Compounds degradable in water, a proposal to end electronic waste

Brian Adam

Most electronic gadgets, when they reach their useful life cycle or simply, when they are replaced in preference to a new one, end up in the trash.

The generation and accumulation of these wastes is not a new problem. In search of a solution, a team of scientists developed a circuit compound that disintegrates with water.


Circuit compounds that dissolve submerged in water

In order to make the recycling of small electronic products easier, a research team from the American Chemical Society developed a nanocomposite based on two metals, for use in circuits. This material stands out for its ability to disintegrate when submerged in water.

Through an article in the publication ACS Applied Materials & Interfaces, the researchers presented their proposal and reported that in their tests, they managed to dissolve in 40 hours the circuits of the prototype of a smartwatch, created specifically for this purpose. The image attached to this article shows the watch in its initial state in the upper half and its degraded state in the lower part.

Although the recycling of damaged parts and the reuse of particular compounds from a discarded gadget is possible, this alternative focuses on another edge of the problem.

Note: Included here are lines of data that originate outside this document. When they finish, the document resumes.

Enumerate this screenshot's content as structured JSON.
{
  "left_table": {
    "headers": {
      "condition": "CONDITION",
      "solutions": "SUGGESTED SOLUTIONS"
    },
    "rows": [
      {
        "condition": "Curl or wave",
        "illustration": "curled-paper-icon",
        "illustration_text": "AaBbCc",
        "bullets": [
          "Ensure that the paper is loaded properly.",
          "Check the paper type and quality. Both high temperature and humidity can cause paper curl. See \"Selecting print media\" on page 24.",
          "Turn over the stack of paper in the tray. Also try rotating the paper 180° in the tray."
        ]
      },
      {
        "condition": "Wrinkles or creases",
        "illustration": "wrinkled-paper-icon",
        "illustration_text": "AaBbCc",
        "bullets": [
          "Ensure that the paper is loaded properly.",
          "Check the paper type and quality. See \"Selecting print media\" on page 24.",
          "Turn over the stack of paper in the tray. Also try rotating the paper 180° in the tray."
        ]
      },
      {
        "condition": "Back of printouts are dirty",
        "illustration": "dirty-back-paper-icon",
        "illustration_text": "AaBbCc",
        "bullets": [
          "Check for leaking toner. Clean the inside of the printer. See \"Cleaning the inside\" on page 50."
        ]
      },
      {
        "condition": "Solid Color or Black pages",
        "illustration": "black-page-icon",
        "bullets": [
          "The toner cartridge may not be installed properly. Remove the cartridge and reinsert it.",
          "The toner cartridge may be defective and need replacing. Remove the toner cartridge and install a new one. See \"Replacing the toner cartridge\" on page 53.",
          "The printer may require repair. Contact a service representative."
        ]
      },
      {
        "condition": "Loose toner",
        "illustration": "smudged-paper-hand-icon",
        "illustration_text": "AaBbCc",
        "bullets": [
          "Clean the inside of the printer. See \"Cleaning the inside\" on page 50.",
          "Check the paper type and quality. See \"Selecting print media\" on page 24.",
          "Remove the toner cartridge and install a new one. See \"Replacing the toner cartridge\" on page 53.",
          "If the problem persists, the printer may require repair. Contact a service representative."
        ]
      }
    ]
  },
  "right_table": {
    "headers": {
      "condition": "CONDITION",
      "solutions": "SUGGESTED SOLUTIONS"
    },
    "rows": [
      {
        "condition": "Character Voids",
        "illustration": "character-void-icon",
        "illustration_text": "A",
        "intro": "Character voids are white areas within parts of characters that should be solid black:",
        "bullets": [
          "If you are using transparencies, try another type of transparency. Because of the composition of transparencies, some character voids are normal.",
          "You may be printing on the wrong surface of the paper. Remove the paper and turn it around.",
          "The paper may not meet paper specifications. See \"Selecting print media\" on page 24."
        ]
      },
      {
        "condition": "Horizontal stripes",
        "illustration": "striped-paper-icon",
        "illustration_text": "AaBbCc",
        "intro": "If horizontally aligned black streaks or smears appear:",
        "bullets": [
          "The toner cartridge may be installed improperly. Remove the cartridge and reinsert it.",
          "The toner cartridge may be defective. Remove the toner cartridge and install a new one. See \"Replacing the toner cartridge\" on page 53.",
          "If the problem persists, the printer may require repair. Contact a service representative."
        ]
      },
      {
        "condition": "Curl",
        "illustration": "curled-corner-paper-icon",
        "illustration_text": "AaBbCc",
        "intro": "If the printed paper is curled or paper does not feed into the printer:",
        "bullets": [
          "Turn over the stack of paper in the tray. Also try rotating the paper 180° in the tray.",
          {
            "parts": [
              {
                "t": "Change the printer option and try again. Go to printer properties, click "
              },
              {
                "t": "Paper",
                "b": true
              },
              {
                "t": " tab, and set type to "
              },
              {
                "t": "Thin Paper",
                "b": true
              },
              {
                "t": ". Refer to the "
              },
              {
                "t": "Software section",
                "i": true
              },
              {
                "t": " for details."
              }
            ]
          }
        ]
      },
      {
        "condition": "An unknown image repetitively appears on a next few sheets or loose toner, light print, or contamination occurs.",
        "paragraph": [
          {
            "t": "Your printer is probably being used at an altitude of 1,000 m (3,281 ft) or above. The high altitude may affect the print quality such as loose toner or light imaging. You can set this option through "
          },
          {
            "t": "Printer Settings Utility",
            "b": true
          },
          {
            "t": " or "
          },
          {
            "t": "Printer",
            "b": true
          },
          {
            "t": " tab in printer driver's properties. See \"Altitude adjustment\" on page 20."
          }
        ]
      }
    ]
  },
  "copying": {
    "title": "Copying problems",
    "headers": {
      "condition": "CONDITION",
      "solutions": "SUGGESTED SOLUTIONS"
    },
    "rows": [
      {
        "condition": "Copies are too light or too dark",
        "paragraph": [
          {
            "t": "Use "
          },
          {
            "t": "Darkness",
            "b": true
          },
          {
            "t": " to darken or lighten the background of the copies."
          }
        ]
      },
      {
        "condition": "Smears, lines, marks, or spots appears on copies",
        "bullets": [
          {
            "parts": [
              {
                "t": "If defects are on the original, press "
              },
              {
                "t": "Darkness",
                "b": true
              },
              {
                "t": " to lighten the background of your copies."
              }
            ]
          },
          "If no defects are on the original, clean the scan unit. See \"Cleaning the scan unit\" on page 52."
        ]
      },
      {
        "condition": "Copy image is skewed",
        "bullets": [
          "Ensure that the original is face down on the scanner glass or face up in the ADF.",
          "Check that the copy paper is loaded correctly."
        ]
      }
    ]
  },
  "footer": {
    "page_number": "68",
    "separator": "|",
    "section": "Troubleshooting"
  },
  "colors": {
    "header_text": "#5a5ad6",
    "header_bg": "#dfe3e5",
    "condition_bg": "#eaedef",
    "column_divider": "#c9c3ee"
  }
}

The rescue of these components requires manual intervention, piece by piece and device by device, a condition that in many cases makes this initiative unapproachable, given the volume of electronic waste that usually circulates.

To arrive at the presented proposal, the same research team, led by Xian Huang, developed a zinc-based nanocomposite for use in temporary circuits, soluble in water, but without the ability to conduct the adequate amount of energy for electrical devices. Consumer electronics.


In this new stage, the researchers modified the zinc-based nanocomposite, adding silver nanowires to it, which ensured a high potential for energy conduction. Then, they silk-screened the metallic solution on pieces of vinyl alcohol (also called poly), a polymer that degrades in water, and made the circuits solid with the application of small drops of water, which facilitate chemical reactions and then evaporate.

Under this premise, the team made a functional smartwatch, with a heart rate, blood oxygen and pedometer, with Bluetooth connectivity. Its multiple circuit boards were printed with this nanocomposite, inside a 3D printed poly box.

According to the team’s reports, during the tests carried out the outer area of ​​the watch withstood the sweat without complications, but once the entire device was completely submerged in the water, both the outer polymer case and the internal circuits dissolved. completely, after 40 hours.

The researchers suggest that the two-metal nanocomposite they presented may be useful for the production of transient-use devices, with performance that matches that of commercial models.